Kris Kobach has decades of hands-on experience working both in the administration and with communities on the front lines of illegal immigration. He’s an incredibly sharp constitutional lawyer who understands the law, and knows exactly what needs to be done to quickly regain control of the nation’s borders. Dan Stein, president for Federation for American Immigration Reform
Kelly Arnold, chairman of the Kansas Republican Party, said he thought Kobach remained under consideration for a role in the Trump administration. But he said Kobach had remained quiet about his talks with Trump’s team.
It’s possible that Kobach has not been appointed because he wants to run for governor in 2018 or possibly wait to run for a U.S. Senate seat.
Trump tapped Rep. Mike Pompeo, a Wichita, Kansas, Republican, as CIA director. That removed one of the strongest possible contenders from the race for governor, leaving Kobach as the leading candidate for the Republican nomination. He is also a potential contender to succeed Sen. Pat Roberts, who faced a tough re-election challenge in 2014 and will be 84 when his seat is up again in 2020.

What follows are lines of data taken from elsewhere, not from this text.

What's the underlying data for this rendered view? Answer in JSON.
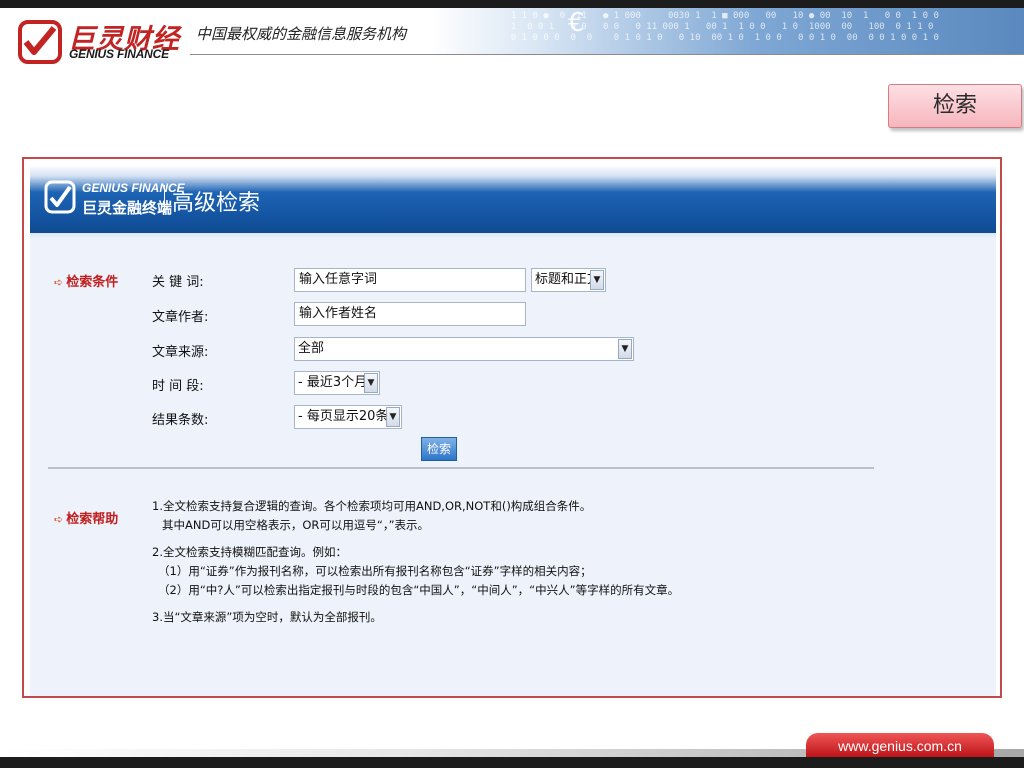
{
  "header": {
    "brand_cn": "巨灵财经",
    "brand_en": "GENIUS FINANCE",
    "slogan": "中国最权威的金融信息服务机构"
  },
  "top_search_button": "检索",
  "panel": {
    "brand_en": "GENIUS FINANCE",
    "brand_cn": "巨灵金融终端",
    "title": "高级检索"
  },
  "form": {
    "section_label": "检索条件",
    "keyword": {
      "label": "关 键 词:",
      "value": "输入任意字词",
      "scope": "标题和正文"
    },
    "author": {
      "label": "文章作者:",
      "value": "输入作者姓名"
    },
    "source": {
      "label": "文章来源:",
      "value": "全部"
    },
    "period": {
      "label": "时 间 段:",
      "value": "- 最近3个月 -"
    },
    "result_count": {
      "label": "结果条数:",
      "value": "- 每页显示20条 -"
    },
    "submit_label": "检索"
  },
  "help": {
    "section_label": "检索帮助",
    "lines": [
      "1.全文检索支持复合逻辑的查询。各个检索项均可用AND,OR,NOT和()构成组合条件。",
      "其中AND可以用空格表示，OR可以用逗号“，”表示。",
      "2.全文检索支持模糊匹配查询。例如：",
      "（1）用“证券”作为报刊名称，可以检索出所有报刊名称包含“证券”字样的相关内容；",
      "（2）用“中?人”可以检索出指定报刊与时段的包含“中国人”，“中间人”，“中兴人”等字样的所有文章。",
      "3.当“文章来源”项为空时，默认为全部报刊。"
    ]
  },
  "footer": {
    "url": "www.genius.com.cn"
  },
  "colors": {
    "brand_red": "#c22323",
    "panel_blue": "#1556a4",
    "background": "#eef3fb"
  }
}
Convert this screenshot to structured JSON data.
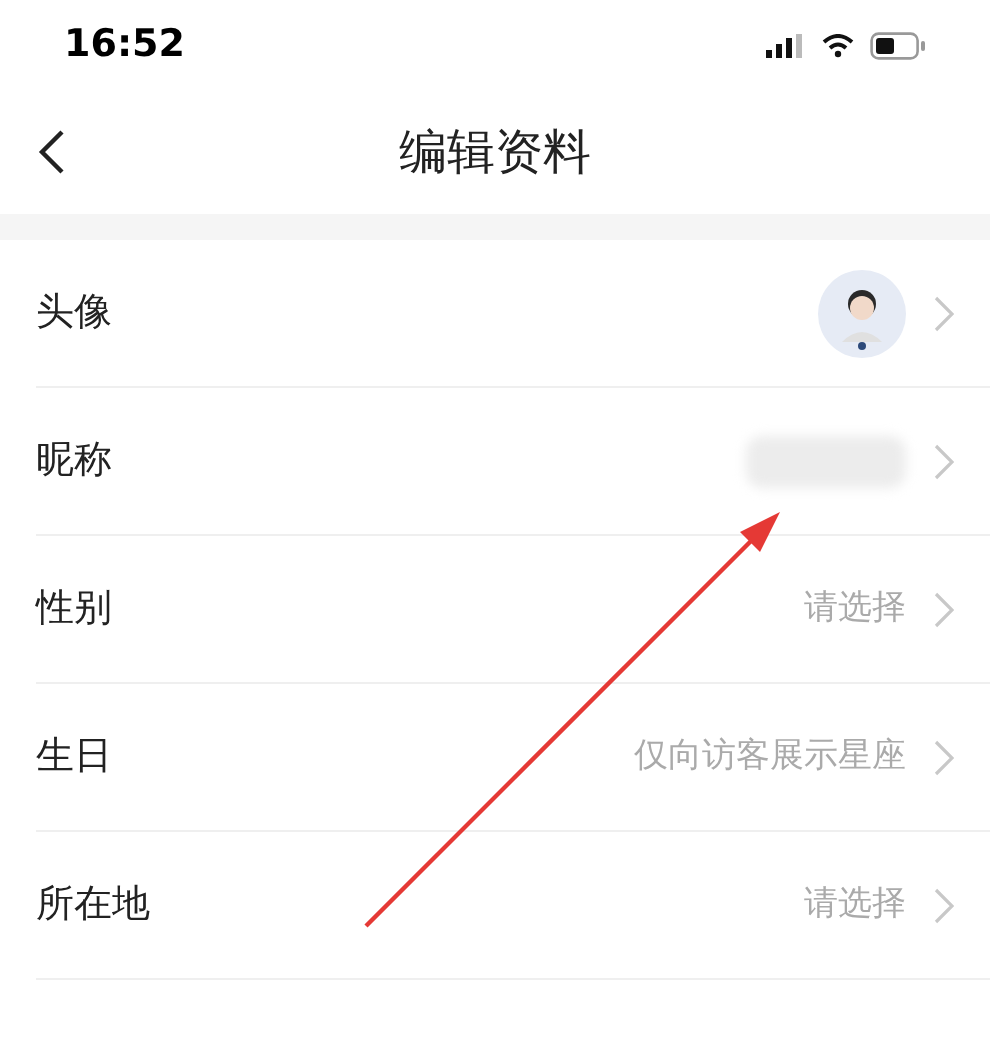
{
  "status_bar": {
    "time": "16:52"
  },
  "nav": {
    "title": "编辑资料"
  },
  "rows": [
    {
      "kind": "avatar",
      "label": "头像"
    },
    {
      "kind": "blurred",
      "label": "昵称"
    },
    {
      "kind": "text",
      "label": "性别",
      "value": "请选择"
    },
    {
      "kind": "text",
      "label": "生日",
      "value": "仅向访客展示星座"
    },
    {
      "kind": "text",
      "label": "所在地",
      "value": "请选择"
    }
  ],
  "annotation": {
    "kind": "arrow"
  }
}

Trump’s advisers also could be worried that the Senate wouldn’t confirm Kobach.
Some Republicans senators – possibly John McCain and Jeff Flake of Arizona, Susan Collins of Maine, Lindsey Graham of South Carolina, Dean Heller of Nevada or Ben Sasse of Nebraska – might vote against Kobach.
“He is certainly controversial and so if you hire a person like him he’ll bring all that baggage with him,” said Kansas Senate Minority Leader Anthony Hensley, a Topeka Democrat, who once called Kobach the most racist politician in the nation. “I think you can make a pretty compelling case against his confirmation based on his background.”
Trump might still offer Kobach a role at the Department of Homeland Security or the Justice Department, but Kobach supporters suggest that Trump appoint him to a newly created position – immigration czar – that would not need Senate confirmation.
Kobach advised Trump on immigration policy throughout the campaign and added Trump’s promise to build a wall along the Southern border to the Republican Party’s national platform.
As a professor at the University of Missouri-Kansas City, Kobach wrote an Arizona law that mandates police officers see documentation from those they think might be in the United States illegally. The controversial law wound up in court, and some parts of it have since been thrown out. As secretary of state, Kobach secured the authority to prosecute election crimes and enacted new voting restrictions.
Kobach hosts a weekly talk-radio show in Kansas City, Missouri. In 2014, a caller asked Kobach whether he thought that Obama’s executive action to halt the deportation of 5 million immigrants living illegally in the United States would result in ethnic cleansing of whites. He said he did not think ethnic cleansing would happen but he did not rule out the possibility, telling the man that “things are strange and they are happening.”
Frank Sharry, executive director of America’s Voice, an immigration advocacy group, said it was normal for an administration to debate how to tackle an issue but that it didn’t mean they were debating whether to do anything at all.
“That the debate is on how hard-line to be isn't surprising to me,” he said. “They want to deport, drive them out of the country. They may disagree on how far and fast to go.”
CORRECTION: An earlier version of this article misspelled the last name of Sen. Ben Sasse, R-Neb.
Bryan Lowry of The Wichita Eagle contributed to this article from Topeka, Kansas.